▸ **Records shown**

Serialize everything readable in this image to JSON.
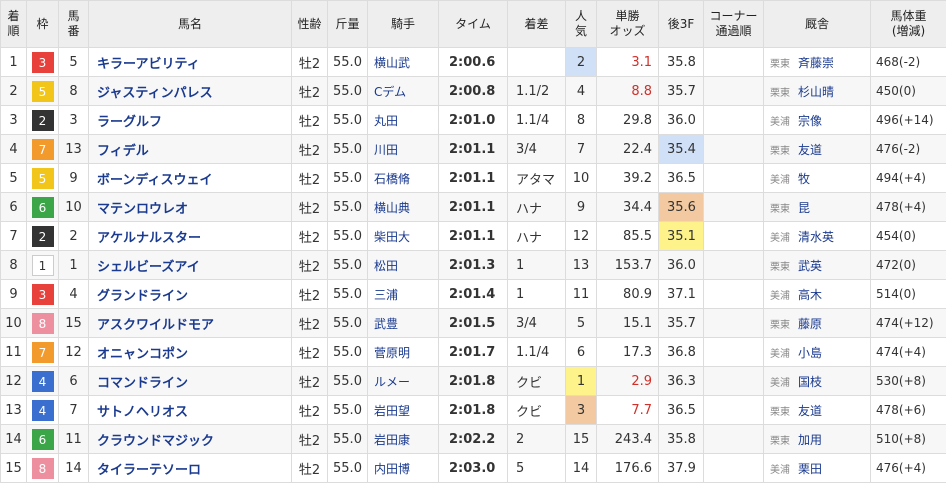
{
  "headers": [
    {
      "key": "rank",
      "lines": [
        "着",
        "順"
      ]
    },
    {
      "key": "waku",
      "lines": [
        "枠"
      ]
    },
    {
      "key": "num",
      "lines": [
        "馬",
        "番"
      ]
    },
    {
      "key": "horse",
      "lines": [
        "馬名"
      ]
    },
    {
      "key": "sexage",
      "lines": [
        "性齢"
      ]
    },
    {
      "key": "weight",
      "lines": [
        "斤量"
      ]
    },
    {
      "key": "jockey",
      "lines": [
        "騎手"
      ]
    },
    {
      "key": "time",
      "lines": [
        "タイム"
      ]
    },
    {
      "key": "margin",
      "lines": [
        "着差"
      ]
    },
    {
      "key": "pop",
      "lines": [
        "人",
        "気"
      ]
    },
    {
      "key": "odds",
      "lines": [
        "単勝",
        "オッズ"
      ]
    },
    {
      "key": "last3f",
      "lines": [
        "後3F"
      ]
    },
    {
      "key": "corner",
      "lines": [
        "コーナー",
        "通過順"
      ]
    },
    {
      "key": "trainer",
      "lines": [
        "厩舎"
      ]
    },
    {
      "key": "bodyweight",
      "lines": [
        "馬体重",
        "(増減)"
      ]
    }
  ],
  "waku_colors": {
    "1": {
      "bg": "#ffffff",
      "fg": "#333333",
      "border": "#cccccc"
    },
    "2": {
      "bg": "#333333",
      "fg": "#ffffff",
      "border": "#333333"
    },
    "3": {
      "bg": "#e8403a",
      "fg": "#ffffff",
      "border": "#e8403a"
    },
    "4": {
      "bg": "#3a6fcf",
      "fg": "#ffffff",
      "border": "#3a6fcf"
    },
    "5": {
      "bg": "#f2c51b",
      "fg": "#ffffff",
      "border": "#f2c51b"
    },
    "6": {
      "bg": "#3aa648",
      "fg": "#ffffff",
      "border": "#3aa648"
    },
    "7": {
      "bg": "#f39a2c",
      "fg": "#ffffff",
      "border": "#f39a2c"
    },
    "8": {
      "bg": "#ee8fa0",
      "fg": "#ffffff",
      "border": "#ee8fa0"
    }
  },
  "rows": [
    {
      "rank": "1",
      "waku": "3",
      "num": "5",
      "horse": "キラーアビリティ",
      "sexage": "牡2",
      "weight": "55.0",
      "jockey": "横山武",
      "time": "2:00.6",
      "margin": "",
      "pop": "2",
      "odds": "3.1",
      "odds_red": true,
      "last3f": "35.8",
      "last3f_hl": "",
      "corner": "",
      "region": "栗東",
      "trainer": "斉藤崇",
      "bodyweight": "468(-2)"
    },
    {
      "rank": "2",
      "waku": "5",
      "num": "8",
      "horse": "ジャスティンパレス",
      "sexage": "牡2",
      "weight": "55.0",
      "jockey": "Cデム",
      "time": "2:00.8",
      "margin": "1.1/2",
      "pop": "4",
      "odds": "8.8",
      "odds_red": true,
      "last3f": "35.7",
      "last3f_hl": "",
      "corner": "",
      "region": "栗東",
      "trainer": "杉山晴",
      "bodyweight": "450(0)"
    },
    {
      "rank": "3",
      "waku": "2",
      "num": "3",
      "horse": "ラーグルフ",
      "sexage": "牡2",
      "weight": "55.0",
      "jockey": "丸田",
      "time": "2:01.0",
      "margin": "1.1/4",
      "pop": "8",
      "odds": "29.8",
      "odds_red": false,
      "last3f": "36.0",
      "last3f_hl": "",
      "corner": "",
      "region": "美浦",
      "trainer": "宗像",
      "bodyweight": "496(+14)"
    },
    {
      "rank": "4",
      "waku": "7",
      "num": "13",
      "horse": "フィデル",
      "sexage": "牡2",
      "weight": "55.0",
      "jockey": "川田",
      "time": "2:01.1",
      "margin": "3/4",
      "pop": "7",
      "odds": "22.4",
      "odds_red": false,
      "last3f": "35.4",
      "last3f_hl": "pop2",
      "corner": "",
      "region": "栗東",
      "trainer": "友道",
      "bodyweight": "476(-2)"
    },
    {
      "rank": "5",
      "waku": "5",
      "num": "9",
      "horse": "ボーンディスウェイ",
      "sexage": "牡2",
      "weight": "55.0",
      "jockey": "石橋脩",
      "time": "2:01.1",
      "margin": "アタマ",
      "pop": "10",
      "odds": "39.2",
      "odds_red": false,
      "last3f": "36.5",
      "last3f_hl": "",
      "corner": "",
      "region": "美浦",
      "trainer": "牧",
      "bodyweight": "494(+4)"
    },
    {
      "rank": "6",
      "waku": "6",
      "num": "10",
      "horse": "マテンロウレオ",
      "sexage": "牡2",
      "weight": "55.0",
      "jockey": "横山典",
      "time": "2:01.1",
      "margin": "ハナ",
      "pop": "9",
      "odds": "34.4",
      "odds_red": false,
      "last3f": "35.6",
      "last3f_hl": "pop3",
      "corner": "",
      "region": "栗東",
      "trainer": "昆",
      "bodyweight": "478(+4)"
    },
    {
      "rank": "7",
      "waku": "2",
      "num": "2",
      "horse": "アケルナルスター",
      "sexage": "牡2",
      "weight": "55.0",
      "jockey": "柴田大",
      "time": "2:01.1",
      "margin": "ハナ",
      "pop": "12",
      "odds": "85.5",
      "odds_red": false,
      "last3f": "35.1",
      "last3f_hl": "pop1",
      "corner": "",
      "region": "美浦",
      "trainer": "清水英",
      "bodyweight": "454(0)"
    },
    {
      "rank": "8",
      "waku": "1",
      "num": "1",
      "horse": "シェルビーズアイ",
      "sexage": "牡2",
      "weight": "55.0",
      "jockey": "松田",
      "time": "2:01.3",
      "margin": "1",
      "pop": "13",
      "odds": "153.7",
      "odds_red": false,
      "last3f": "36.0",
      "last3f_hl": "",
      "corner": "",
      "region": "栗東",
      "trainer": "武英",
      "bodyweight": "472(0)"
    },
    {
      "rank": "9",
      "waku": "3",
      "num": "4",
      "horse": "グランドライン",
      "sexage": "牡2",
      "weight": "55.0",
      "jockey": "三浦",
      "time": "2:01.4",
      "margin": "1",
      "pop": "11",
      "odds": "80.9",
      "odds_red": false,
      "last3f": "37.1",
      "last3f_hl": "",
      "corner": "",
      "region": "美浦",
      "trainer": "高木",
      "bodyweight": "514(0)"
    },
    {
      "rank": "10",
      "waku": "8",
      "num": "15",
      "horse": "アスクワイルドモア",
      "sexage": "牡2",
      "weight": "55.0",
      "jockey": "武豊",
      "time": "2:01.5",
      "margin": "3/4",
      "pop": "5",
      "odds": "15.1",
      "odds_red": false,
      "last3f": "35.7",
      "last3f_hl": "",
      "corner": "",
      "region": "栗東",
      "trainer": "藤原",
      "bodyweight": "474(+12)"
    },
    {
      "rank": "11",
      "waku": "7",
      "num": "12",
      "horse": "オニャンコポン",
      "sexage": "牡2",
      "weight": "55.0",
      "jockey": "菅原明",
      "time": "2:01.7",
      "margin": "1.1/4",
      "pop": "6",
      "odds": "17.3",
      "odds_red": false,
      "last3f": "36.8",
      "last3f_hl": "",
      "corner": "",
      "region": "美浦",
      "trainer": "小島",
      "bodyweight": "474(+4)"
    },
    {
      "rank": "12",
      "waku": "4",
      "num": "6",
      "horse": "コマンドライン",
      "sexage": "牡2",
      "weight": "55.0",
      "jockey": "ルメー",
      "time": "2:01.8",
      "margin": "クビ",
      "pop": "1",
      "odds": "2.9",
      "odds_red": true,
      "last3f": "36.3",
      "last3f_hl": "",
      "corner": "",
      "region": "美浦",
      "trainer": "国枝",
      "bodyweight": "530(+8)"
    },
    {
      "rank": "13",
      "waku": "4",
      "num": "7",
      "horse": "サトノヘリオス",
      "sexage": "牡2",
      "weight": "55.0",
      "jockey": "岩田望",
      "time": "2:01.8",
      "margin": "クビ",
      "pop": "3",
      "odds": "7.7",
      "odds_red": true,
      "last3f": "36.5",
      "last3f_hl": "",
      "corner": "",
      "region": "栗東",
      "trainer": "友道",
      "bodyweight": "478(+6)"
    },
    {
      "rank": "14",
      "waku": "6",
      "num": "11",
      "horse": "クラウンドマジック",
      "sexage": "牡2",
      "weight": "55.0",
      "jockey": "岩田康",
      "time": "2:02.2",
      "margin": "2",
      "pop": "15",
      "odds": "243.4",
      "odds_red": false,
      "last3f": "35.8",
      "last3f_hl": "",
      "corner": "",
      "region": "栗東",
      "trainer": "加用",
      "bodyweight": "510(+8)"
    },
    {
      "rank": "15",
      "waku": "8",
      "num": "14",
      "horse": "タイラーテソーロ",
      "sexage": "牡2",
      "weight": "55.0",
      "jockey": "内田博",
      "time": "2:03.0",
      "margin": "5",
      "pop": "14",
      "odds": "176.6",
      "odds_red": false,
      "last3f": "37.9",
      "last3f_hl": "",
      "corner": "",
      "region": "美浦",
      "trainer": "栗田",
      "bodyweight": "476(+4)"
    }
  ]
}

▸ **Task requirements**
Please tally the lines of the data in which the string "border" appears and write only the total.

▸ **Exercise output**
8